Shipping congestion at Chinese ports, combined with Russia’s war in Ukraine, risks a one-two punch that threatens to derail the recovery, already buffeted by inflation pressures and headwinds to growth. Are we about to witness the fracturing of the global trading order? Is globalisation on its way back to square one?

China accounts for about 12% of global trade and Covid restrictions have idled factories and warehouses, slowed truck deliveries and exacerbated container logjams. U.S. and European ports are already swamped, leaving them vulnerable to additional shocks. Even if the virus is reined in, the disruptions will ripple globally — and extend through the year — as bunched-up cargo vessels start sailing again. “We expect a bigger mess than last year,” said Jacques Vandermeiren, the chief executive officer of the Port of Antwerp, Europe’s second-busiest for container volume, in an interview. “It will have a negative impact, and a big negative impact, for the whole of 2022.”

Beijing’s zero-tolerance approach

The change in Covid prevention policies in different cities has imposed an extraordinarily severe impact on logistics.

It still takes an average of 111 days for goods to reach a warehouse in the U.S. from the moment they’re ready to leave an Asian factory, close to the record of 113 set in January and more than double the trip in 2019, according to San Francisco-based Flexport Inc., a freight forwarder. The westbound journey to Europe takes even longer — a near-record 118 days.

Imported containers are waiting on average for 12.1 days at Shanghai’s port before they are picked up by truck and delivered to destinations inland, according to supply-chain data provider project44. The rate for April 18 was almost triple the 4.6 days on March 28. Trucking shortages have crippled efforts to supply key inputs to factories and transport goods such as autos and electronics to the ships.

Vessels queuing up

Longer queues of vessels seen off China’s coast aren’t helping. The line of cargo carriers has jumped after Shanghai, home to the world’s largest container port, initiated a city-wide lockdown late last month to combat Covid-19 cases. The total number of container ships in port and off the hub’s shared anchorage with nearby Ningbo stood at 230 as of last Wednesday, a 35% increase from this time last year, according to Bloomberg shipping data.

To ease congestion around Shanghai, sailings are being diverted to Ningbo and Taicang, according to Donny Yang, Dimerco’s director of ocean freight. At the same time, the central government has instructed that highways be kept open and unobstructed. 

Air freight is also being affected, with deliveries into Shanghai Pudong International Airport backed up, Taipei-based air and ocean freight forwarder and logistics specialist Dimerco Express Corp. said. That congestion has spread to Shenzhen, as the city that borders Hong Kong has seen a sharp increase in shipments rerouted from Shanghai. 

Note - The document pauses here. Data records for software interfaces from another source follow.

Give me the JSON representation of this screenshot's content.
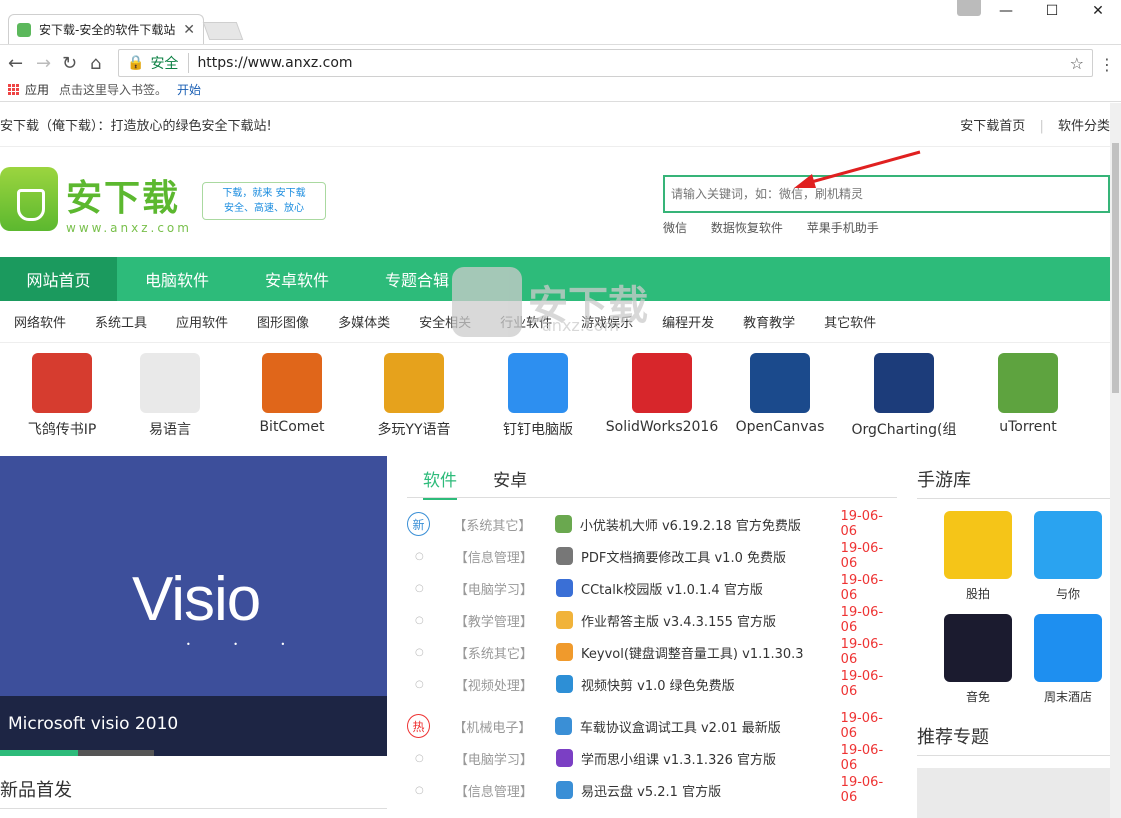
{
  "browser": {
    "tab_title": "安下载-安全的软件下载站",
    "url": "https://www.anxz.com",
    "secure_label": "安全",
    "bookmarks": [
      "应用",
      "点击这里导入书签。",
      "开始"
    ]
  },
  "site": {
    "topbar_slogan": "安下载（俺下载）：打造放心的绿色安全下载站!",
    "top_links": [
      "安下载首页",
      "软件分类"
    ],
    "logo_name": "安下载",
    "logo_domain": "www.anxz.com",
    "slogan_line1": "下载，就来 安下载",
    "slogan_line2": "安全、高速、放心",
    "search_placeholder": "请输入关键词，如：微信，刷机精灵",
    "hotwords": [
      "微信",
      "数据恢复软件",
      "苹果手机助手"
    ],
    "main_nav": [
      "网站首页",
      "电脑软件",
      "安卓软件",
      "专题合辑"
    ],
    "sub_nav": [
      "网络软件",
      "系统工具",
      "应用软件",
      "图形图像",
      "多媒体类",
      "安全相关",
      "行业软件",
      "游戏娱乐",
      "编程开发",
      "教育教学",
      "其它软件"
    ],
    "apps": [
      {
        "label": "飞鸽传书IP",
        "color": "#d63c2f"
      },
      {
        "label": "易语言",
        "color": "#e9e9e9"
      },
      {
        "label": "BitComet",
        "color": "#e0661a"
      },
      {
        "label": "多玩YY语音",
        "color": "#e6a21c"
      },
      {
        "label": "钉钉电脑版",
        "color": "#2d8ff0"
      },
      {
        "label": "SolidWorks2016",
        "color": "#d7262b"
      },
      {
        "label": "OpenCanvas",
        "color": "#1b4a8c"
      },
      {
        "label": "OrgCharting(组",
        "color": "#1c3c7a"
      },
      {
        "label": "uTorrent",
        "color": "#5ea33f"
      }
    ],
    "watermark": {
      "text": "安下载",
      "domain": "anxz.com"
    },
    "banner": {
      "title": "Visio",
      "caption": "Microsoft visio 2010"
    },
    "new_release": "新品首发",
    "soft_tabs": [
      "软件",
      "安卓"
    ],
    "list": [
      {
        "mark": "新",
        "cat": "【系统其它】",
        "name": "小优装机大师 v6.19.2.18 官方免费版",
        "date": "19-06-06",
        "color": "#6aa84f"
      },
      {
        "mark": "",
        "cat": "【信息管理】",
        "name": "PDF文档摘要修改工具 v1.0 免费版",
        "date": "19-06-06",
        "color": "#777777"
      },
      {
        "mark": "",
        "cat": "【电脑学习】",
        "name": "CCtalk校园版 v1.0.1.4 官方版",
        "date": "19-06-06",
        "color": "#3a6fd6"
      },
      {
        "mark": "",
        "cat": "【教学管理】",
        "name": "作业帮答主版 v3.4.3.155 官方版",
        "date": "19-06-06",
        "color": "#f1b33a"
      },
      {
        "mark": "",
        "cat": "【系统其它】",
        "name": "Keyvol(键盘调整音量工具) v1.1.30.3",
        "date": "19-06-06",
        "color": "#f09a2c"
      },
      {
        "mark": "",
        "cat": "【视频处理】",
        "name": "视频快剪 v1.0 绿色免费版",
        "date": "19-06-06",
        "color": "#2d8fd6"
      },
      {
        "mark": "热",
        "cat": "【机械电子】",
        "name": "车载协议盒调试工具 v2.01 最新版",
        "date": "19-06-06",
        "color": "#3a8fd6"
      },
      {
        "mark": "",
        "cat": "【电脑学习】",
        "name": "学而思小组课 v1.3.1.326 官方版",
        "date": "19-06-06",
        "color": "#7b3fc4"
      },
      {
        "mark": "",
        "cat": "【信息管理】",
        "name": "易迅云盘 v5.2.1 官方版",
        "date": "19-06-06",
        "color": "#3a8fd6"
      }
    ],
    "games_title": "手游库",
    "games": [
      {
        "label": "股拍",
        "color": "#f5c518"
      },
      {
        "label": "与你",
        "color": "#2aa3f0"
      },
      {
        "label": "音免",
        "color": "#1b1b2f"
      },
      {
        "label": "周末酒店",
        "color": "#1e8ff0"
      }
    ],
    "rec_title": "推荐专题"
  }
}
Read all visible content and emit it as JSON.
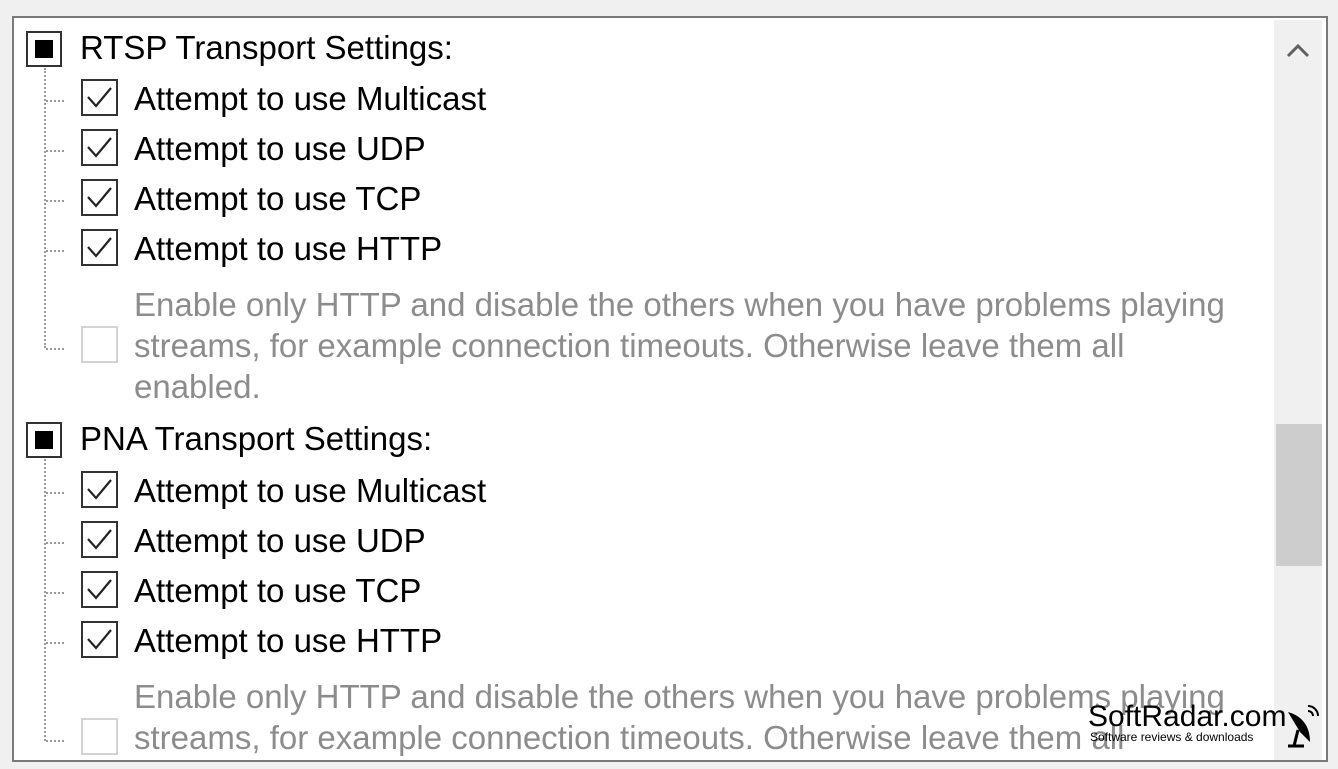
{
  "groups": [
    {
      "title": "RTSP Transport Settings:",
      "options": [
        {
          "label": "Attempt to use Multicast",
          "checked": true
        },
        {
          "label": "Attempt to use UDP",
          "checked": true
        },
        {
          "label": "Attempt to use TCP",
          "checked": true
        },
        {
          "label": "Attempt to use HTTP",
          "checked": true
        }
      ],
      "note_lines": [
        "Enable only HTTP and disable the others when you have problems playing",
        "streams, for example connection timeouts. Otherwise leave them all",
        "enabled."
      ]
    },
    {
      "title": "PNA Transport Settings:",
      "options": [
        {
          "label": "Attempt to use Multicast",
          "checked": true
        },
        {
          "label": "Attempt to use UDP",
          "checked": true
        },
        {
          "label": "Attempt to use TCP",
          "checked": true
        },
        {
          "label": "Attempt to use HTTP",
          "checked": true
        }
      ],
      "note_lines": [
        "Enable only HTTP and disable the others when you have problems playing",
        "streams, for example connection timeouts. Otherwise leave them all"
      ]
    }
  ],
  "scrollbar": {
    "up_icon": "chevron-up-icon"
  },
  "watermark": {
    "title": "SoftRadar.com",
    "subtitle": "Software reviews & downloads"
  }
}
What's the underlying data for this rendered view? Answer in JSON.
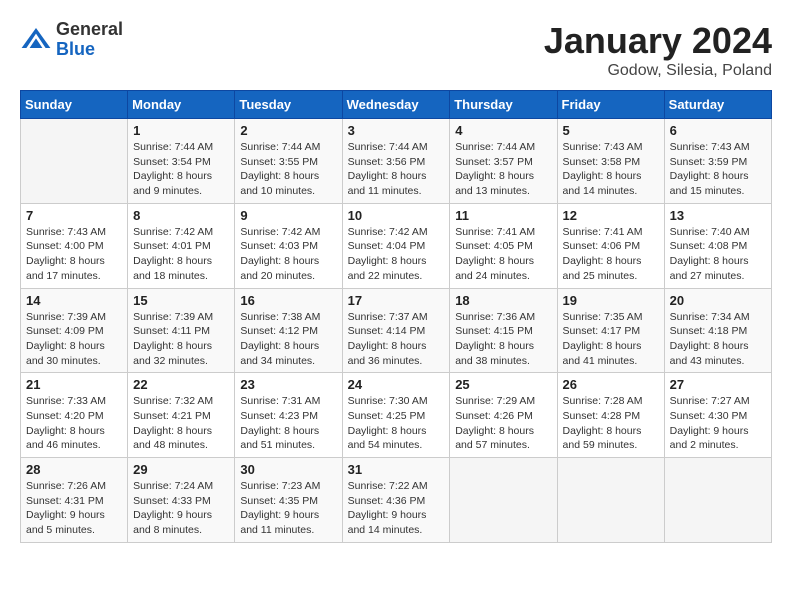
{
  "header": {
    "logo_general": "General",
    "logo_blue": "Blue",
    "month_title": "January 2024",
    "location": "Godow, Silesia, Poland"
  },
  "weekdays": [
    "Sunday",
    "Monday",
    "Tuesday",
    "Wednesday",
    "Thursday",
    "Friday",
    "Saturday"
  ],
  "weeks": [
    [
      {
        "day": "",
        "info": ""
      },
      {
        "day": "1",
        "info": "Sunrise: 7:44 AM\nSunset: 3:54 PM\nDaylight: 8 hours\nand 9 minutes."
      },
      {
        "day": "2",
        "info": "Sunrise: 7:44 AM\nSunset: 3:55 PM\nDaylight: 8 hours\nand 10 minutes."
      },
      {
        "day": "3",
        "info": "Sunrise: 7:44 AM\nSunset: 3:56 PM\nDaylight: 8 hours\nand 11 minutes."
      },
      {
        "day": "4",
        "info": "Sunrise: 7:44 AM\nSunset: 3:57 PM\nDaylight: 8 hours\nand 13 minutes."
      },
      {
        "day": "5",
        "info": "Sunrise: 7:43 AM\nSunset: 3:58 PM\nDaylight: 8 hours\nand 14 minutes."
      },
      {
        "day": "6",
        "info": "Sunrise: 7:43 AM\nSunset: 3:59 PM\nDaylight: 8 hours\nand 15 minutes."
      }
    ],
    [
      {
        "day": "7",
        "info": "Sunrise: 7:43 AM\nSunset: 4:00 PM\nDaylight: 8 hours\nand 17 minutes."
      },
      {
        "day": "8",
        "info": "Sunrise: 7:42 AM\nSunset: 4:01 PM\nDaylight: 8 hours\nand 18 minutes."
      },
      {
        "day": "9",
        "info": "Sunrise: 7:42 AM\nSunset: 4:03 PM\nDaylight: 8 hours\nand 20 minutes."
      },
      {
        "day": "10",
        "info": "Sunrise: 7:42 AM\nSunset: 4:04 PM\nDaylight: 8 hours\nand 22 minutes."
      },
      {
        "day": "11",
        "info": "Sunrise: 7:41 AM\nSunset: 4:05 PM\nDaylight: 8 hours\nand 24 minutes."
      },
      {
        "day": "12",
        "info": "Sunrise: 7:41 AM\nSunset: 4:06 PM\nDaylight: 8 hours\nand 25 minutes."
      },
      {
        "day": "13",
        "info": "Sunrise: 7:40 AM\nSunset: 4:08 PM\nDaylight: 8 hours\nand 27 minutes."
      }
    ],
    [
      {
        "day": "14",
        "info": "Sunrise: 7:39 AM\nSunset: 4:09 PM\nDaylight: 8 hours\nand 30 minutes."
      },
      {
        "day": "15",
        "info": "Sunrise: 7:39 AM\nSunset: 4:11 PM\nDaylight: 8 hours\nand 32 minutes."
      },
      {
        "day": "16",
        "info": "Sunrise: 7:38 AM\nSunset: 4:12 PM\nDaylight: 8 hours\nand 34 minutes."
      },
      {
        "day": "17",
        "info": "Sunrise: 7:37 AM\nSunset: 4:14 PM\nDaylight: 8 hours\nand 36 minutes."
      },
      {
        "day": "18",
        "info": "Sunrise: 7:36 AM\nSunset: 4:15 PM\nDaylight: 8 hours\nand 38 minutes."
      },
      {
        "day": "19",
        "info": "Sunrise: 7:35 AM\nSunset: 4:17 PM\nDaylight: 8 hours\nand 41 minutes."
      },
      {
        "day": "20",
        "info": "Sunrise: 7:34 AM\nSunset: 4:18 PM\nDaylight: 8 hours\nand 43 minutes."
      }
    ],
    [
      {
        "day": "21",
        "info": "Sunrise: 7:33 AM\nSunset: 4:20 PM\nDaylight: 8 hours\nand 46 minutes."
      },
      {
        "day": "22",
        "info": "Sunrise: 7:32 AM\nSunset: 4:21 PM\nDaylight: 8 hours\nand 48 minutes."
      },
      {
        "day": "23",
        "info": "Sunrise: 7:31 AM\nSunset: 4:23 PM\nDaylight: 8 hours\nand 51 minutes."
      },
      {
        "day": "24",
        "info": "Sunrise: 7:30 AM\nSunset: 4:25 PM\nDaylight: 8 hours\nand 54 minutes."
      },
      {
        "day": "25",
        "info": "Sunrise: 7:29 AM\nSunset: 4:26 PM\nDaylight: 8 hours\nand 57 minutes."
      },
      {
        "day": "26",
        "info": "Sunrise: 7:28 AM\nSunset: 4:28 PM\nDaylight: 8 hours\nand 59 minutes."
      },
      {
        "day": "27",
        "info": "Sunrise: 7:27 AM\nSunset: 4:30 PM\nDaylight: 9 hours\nand 2 minutes."
      }
    ],
    [
      {
        "day": "28",
        "info": "Sunrise: 7:26 AM\nSunset: 4:31 PM\nDaylight: 9 hours\nand 5 minutes."
      },
      {
        "day": "29",
        "info": "Sunrise: 7:24 AM\nSunset: 4:33 PM\nDaylight: 9 hours\nand 8 minutes."
      },
      {
        "day": "30",
        "info": "Sunrise: 7:23 AM\nSunset: 4:35 PM\nDaylight: 9 hours\nand 11 minutes."
      },
      {
        "day": "31",
        "info": "Sunrise: 7:22 AM\nSunset: 4:36 PM\nDaylight: 9 hours\nand 14 minutes."
      },
      {
        "day": "",
        "info": ""
      },
      {
        "day": "",
        "info": ""
      },
      {
        "day": "",
        "info": ""
      }
    ]
  ]
}
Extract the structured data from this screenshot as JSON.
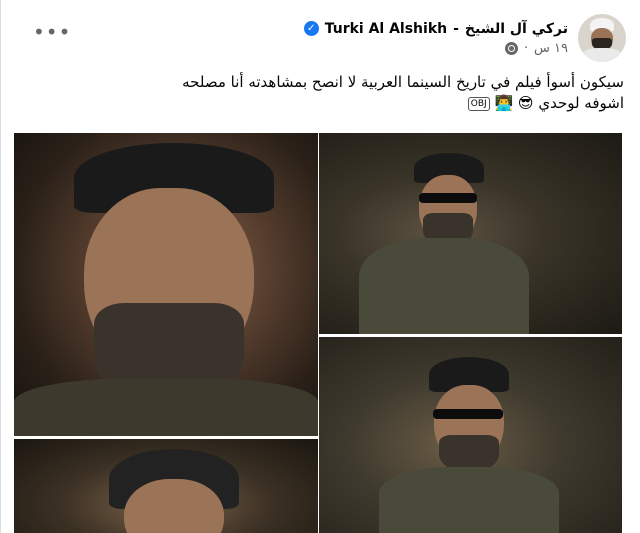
{
  "post": {
    "author_en": "Turki Al Alshikh",
    "separator": "-",
    "author_ar": "تركي آل الشيخ",
    "time": "١٩ س",
    "dot": "·",
    "text_line1": "سيكون أسوأ فيلم في تاريخ السينما العربية لا انصح بمشاهدته أنا مصلحه",
    "text_line2": "اشوفه لوحدي",
    "emoji_1": "😎",
    "emoji_2": "👨‍💻",
    "obj_label": "OBJ",
    "more_label": "•••"
  },
  "icons": {
    "verified": "verified-badge-icon",
    "globe": "globe-icon",
    "more": "more-options-icon"
  },
  "colors": {
    "verified": "#1877f2",
    "name": "#050505",
    "meta": "#65676b"
  }
}
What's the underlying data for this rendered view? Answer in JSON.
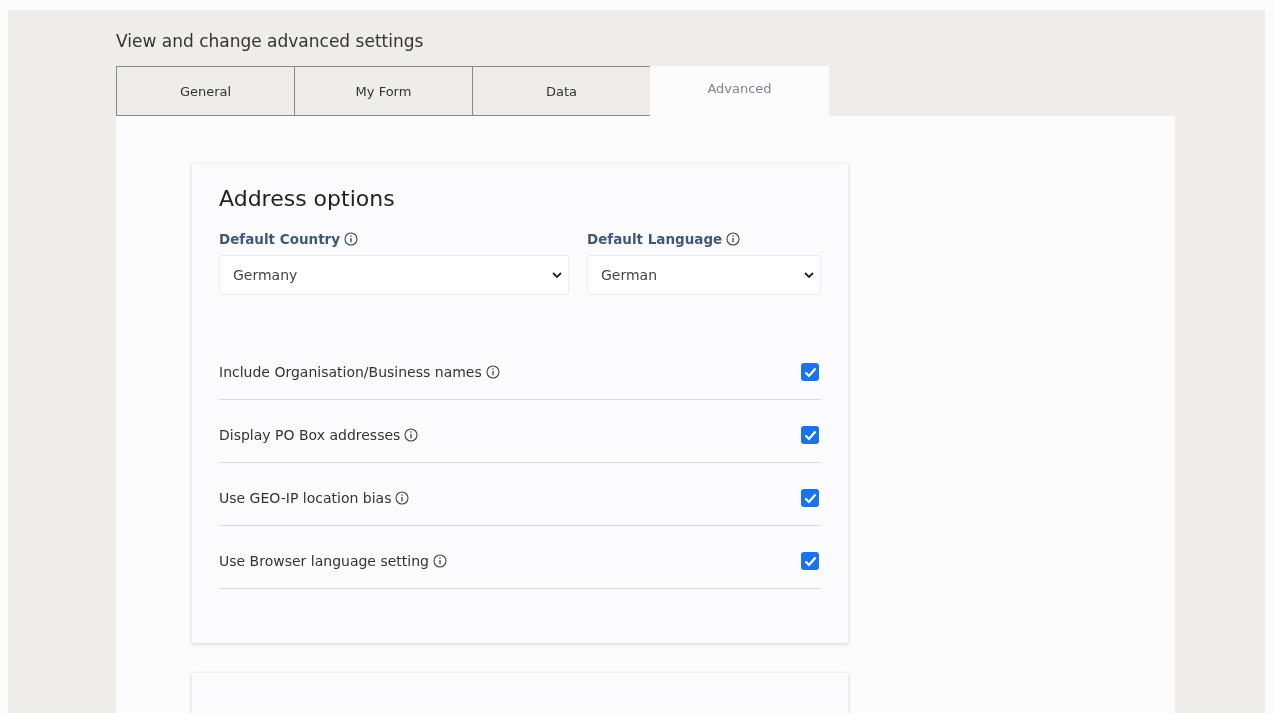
{
  "heading": "View and change advanced settings",
  "tabs": [
    {
      "label": "General",
      "selected": false
    },
    {
      "label": "My Form",
      "selected": false
    },
    {
      "label": "Data",
      "selected": false
    },
    {
      "label": "Advanced",
      "selected": true
    }
  ],
  "address_options": {
    "title": "Address options",
    "selects": [
      {
        "label": "Default Country",
        "value": "Germany"
      },
      {
        "label": "Default Language",
        "value": "German"
      }
    ],
    "options": [
      {
        "label": "Include Organisation/Business names",
        "checked": true
      },
      {
        "label": "Display PO Box addresses",
        "checked": true
      },
      {
        "label": "Use GEO-IP location bias",
        "checked": true
      },
      {
        "label": "Use Browser language setting",
        "checked": true
      }
    ]
  }
}
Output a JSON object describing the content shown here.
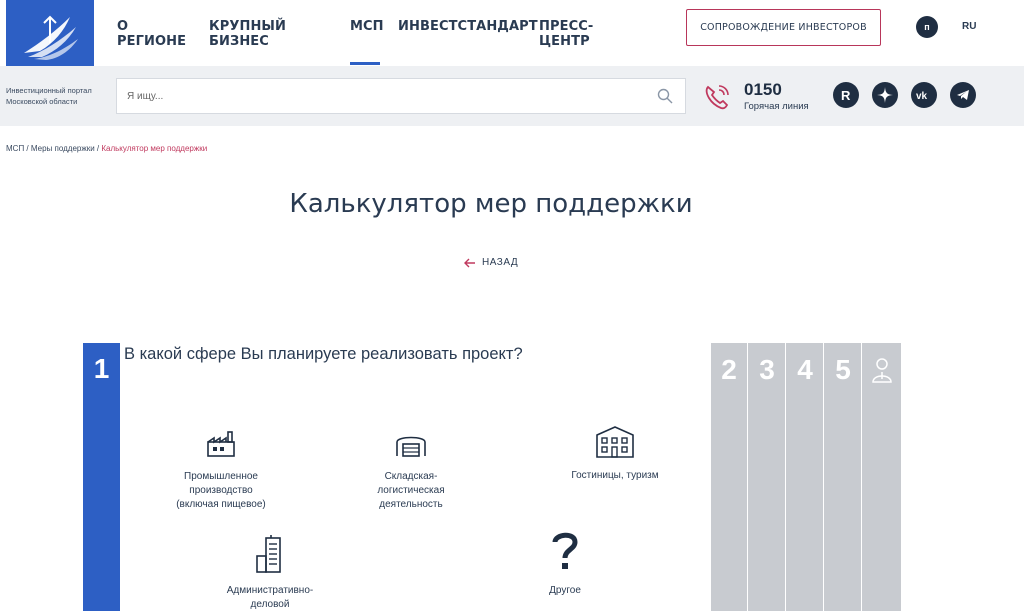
{
  "header": {
    "nav": [
      "О РЕГИОНЕ",
      "КРУПНЫЙ БИЗНЕС",
      "МСП",
      "ИНВЕСТСТАНДАРТ",
      "ПРЕСС-ЦЕНТР"
    ],
    "active_nav": "МСП",
    "investor_button": "СОПРОВОЖДЕНИЕ ИНВЕСТОРОВ",
    "user_initial": "п",
    "lang": "RU"
  },
  "subbar": {
    "portal_text": "Инвестиционный портал Московской области",
    "search_placeholder": "Я ищу...",
    "hotline_number": "0150",
    "hotline_label": "Горячая линия",
    "social_icons": [
      "rutube-icon",
      "zen-icon",
      "vk-icon",
      "telegram-icon"
    ]
  },
  "breadcrumb": {
    "items": [
      "МСП",
      "Меры поддержки"
    ],
    "separator": " / ",
    "current": "Калькулятор мер поддержки"
  },
  "page": {
    "title": "Калькулятор мер поддержки",
    "back_label": "НАЗАД"
  },
  "calculator": {
    "active_step": "1",
    "question": "В какой сфере Вы планируете реализовать проект?",
    "options": [
      {
        "label": "Промышленное производство (включая пищевое)",
        "icon": "factory-icon"
      },
      {
        "label": "Складская-логистическая деятельность",
        "icon": "warehouse-icon"
      },
      {
        "label": "Гостиницы, туризм",
        "icon": "hotel-icon"
      },
      {
        "label": "Административно-деловой",
        "icon": "office-building-icon"
      },
      {
        "label": "Другое",
        "icon": "question-icon"
      }
    ],
    "remaining_steps": [
      "2",
      "3",
      "4",
      "5"
    ],
    "final_step_icon": "person-icon"
  },
  "colors": {
    "brand_blue": "#2d5fc4",
    "accent_pink": "#c0395e",
    "dark_text": "#2a3b52",
    "step_gray": "#c8cbd0"
  }
}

Carmakers to electronics manufacturers in China’s financial hub have been gradually resuming operations, as authorities have encouraged the use of closed-loop systems, in which workers live on site at their factories. Still, ramping up production from a shutdown isn’t an instant process. Tesla restarted its Shanghai factory after a three-week closure, though it’s uncertain how long the plant can operate with a limited supply of components.

Wang Xin, head of the Shenzhen Cross-Border E-Commerce Association, an organization representing some 3,000 exporters, said that even though a lockdown in that Chinese tech hub lasted only a week, “many sellers are suffering about a one-month delivery delay.”

Will consumers accept higher prices?

Key policy makers are coming around to the idea that a sea change in the developed world’s supply lines is necessary. U.S. Treasury Secretary Janet Yellen calls her idea for more resilient trade linkages “friend-shoring” — a not-so subtle jab at China and Russia. European Central Bank President Christine Lagarde, in a speech Friday, said Europe’s integration in global value chains was even deeper than the U.S.’s. Trade as a share of the euro area’s gross domestic product rose to 54% in 2019 from 31% two decades earlier, she said, compared with America’s 3 percentage-point rise to 26%.

She also cited a recent survey that found 46% of German companies get significant inputs from China. Of those, almost half are planning to reduce that dependency. Russia’s invasion now means the search for the lowest-cost suppliers must be refocused around geopolitical alliances. “We must work towards making trade safer in these unpredictable times, while also leveraging our regional strength,” said Lagarde, the former managing director of the International Monetary Fund. “Even industries that are not considered strategic are likely to anticipate the fracturing of the global trading order and adjust production themselves.”

Much of this shift hinges on whether the pandemic has convinced consumers to accept higher prices for products made closer to home. Relocating supply chains “might cost more, but if you can make smaller quantities that you can then sell at closer to full price, you can actually completely change the game,” said Brian Ehrig, a partner at the consulting firm Kearney and co-author of a report this month that found 78% of CEOs are either considering reshoring or have done it already. Added Shay Luo, a Kearney principal who helped write the report: “My bet is that globalisation will never die, however, it will evolve to a different form.”

Interested to learn the impact on your supply chain? Contact us !

This post was first published by